* _Work item_:
Lines in the listing below may contain the string "JSON". Say how many do, giving only the number.

* _Data shown_:
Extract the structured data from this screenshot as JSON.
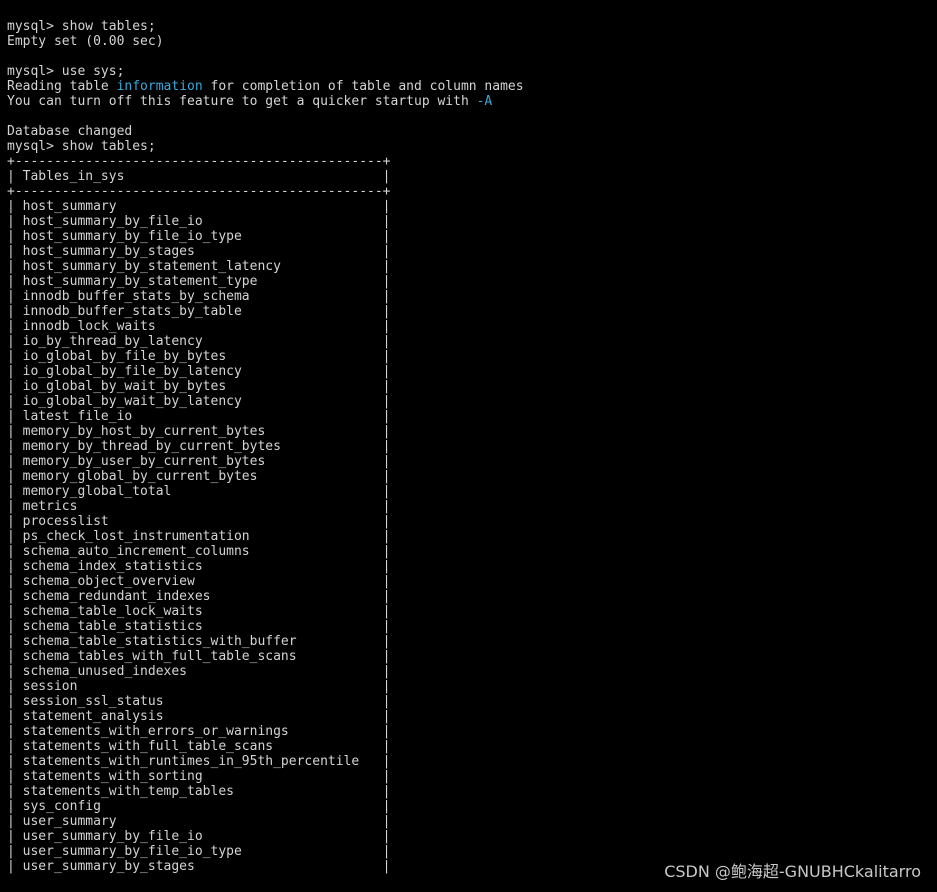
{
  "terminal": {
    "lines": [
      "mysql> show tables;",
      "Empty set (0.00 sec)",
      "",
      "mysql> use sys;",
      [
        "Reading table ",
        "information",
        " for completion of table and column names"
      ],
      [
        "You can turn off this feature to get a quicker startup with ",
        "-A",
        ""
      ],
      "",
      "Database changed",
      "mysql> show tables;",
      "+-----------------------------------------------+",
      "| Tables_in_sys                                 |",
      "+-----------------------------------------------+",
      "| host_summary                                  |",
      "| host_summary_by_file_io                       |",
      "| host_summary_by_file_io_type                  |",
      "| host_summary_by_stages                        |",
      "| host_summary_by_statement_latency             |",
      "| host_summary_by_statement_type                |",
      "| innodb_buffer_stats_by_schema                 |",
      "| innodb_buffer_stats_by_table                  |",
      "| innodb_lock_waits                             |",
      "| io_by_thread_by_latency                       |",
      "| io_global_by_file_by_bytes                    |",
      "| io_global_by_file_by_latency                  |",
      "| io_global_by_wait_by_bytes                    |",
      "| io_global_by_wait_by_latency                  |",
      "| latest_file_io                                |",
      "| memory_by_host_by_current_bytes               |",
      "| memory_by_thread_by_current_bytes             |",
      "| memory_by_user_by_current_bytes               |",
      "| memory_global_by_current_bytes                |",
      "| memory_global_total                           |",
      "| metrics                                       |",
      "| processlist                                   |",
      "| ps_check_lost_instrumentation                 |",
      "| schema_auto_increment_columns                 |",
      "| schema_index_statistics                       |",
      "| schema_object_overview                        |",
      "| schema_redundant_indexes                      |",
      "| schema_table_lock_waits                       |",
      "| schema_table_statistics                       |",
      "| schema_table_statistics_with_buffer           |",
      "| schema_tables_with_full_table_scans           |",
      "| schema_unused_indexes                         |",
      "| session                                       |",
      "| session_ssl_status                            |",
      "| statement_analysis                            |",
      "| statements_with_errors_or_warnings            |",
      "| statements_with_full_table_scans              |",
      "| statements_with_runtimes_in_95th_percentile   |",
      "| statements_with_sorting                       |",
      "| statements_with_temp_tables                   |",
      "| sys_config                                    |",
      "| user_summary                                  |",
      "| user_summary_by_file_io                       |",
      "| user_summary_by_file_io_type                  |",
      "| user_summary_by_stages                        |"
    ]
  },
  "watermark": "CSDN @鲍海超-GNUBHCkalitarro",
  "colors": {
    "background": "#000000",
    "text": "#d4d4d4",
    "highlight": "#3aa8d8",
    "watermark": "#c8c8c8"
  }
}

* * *

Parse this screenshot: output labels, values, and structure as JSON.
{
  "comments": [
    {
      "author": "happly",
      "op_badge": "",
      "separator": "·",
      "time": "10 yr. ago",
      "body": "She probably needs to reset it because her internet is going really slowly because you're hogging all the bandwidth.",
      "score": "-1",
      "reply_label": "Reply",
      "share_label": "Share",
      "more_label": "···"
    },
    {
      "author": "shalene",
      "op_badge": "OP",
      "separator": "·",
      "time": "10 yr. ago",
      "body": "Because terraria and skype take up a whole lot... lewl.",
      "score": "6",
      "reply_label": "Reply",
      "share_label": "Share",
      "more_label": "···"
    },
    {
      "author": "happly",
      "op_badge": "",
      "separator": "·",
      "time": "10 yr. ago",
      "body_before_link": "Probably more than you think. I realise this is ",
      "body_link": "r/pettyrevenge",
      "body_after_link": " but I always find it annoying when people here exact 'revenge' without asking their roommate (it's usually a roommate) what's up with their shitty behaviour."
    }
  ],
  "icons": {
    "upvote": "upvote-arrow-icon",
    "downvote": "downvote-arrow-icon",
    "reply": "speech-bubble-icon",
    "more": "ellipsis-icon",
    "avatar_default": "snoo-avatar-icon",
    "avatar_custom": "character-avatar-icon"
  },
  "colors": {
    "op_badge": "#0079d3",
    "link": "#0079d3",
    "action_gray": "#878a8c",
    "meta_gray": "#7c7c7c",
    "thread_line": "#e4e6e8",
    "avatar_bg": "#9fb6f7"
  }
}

* _The answer_:
2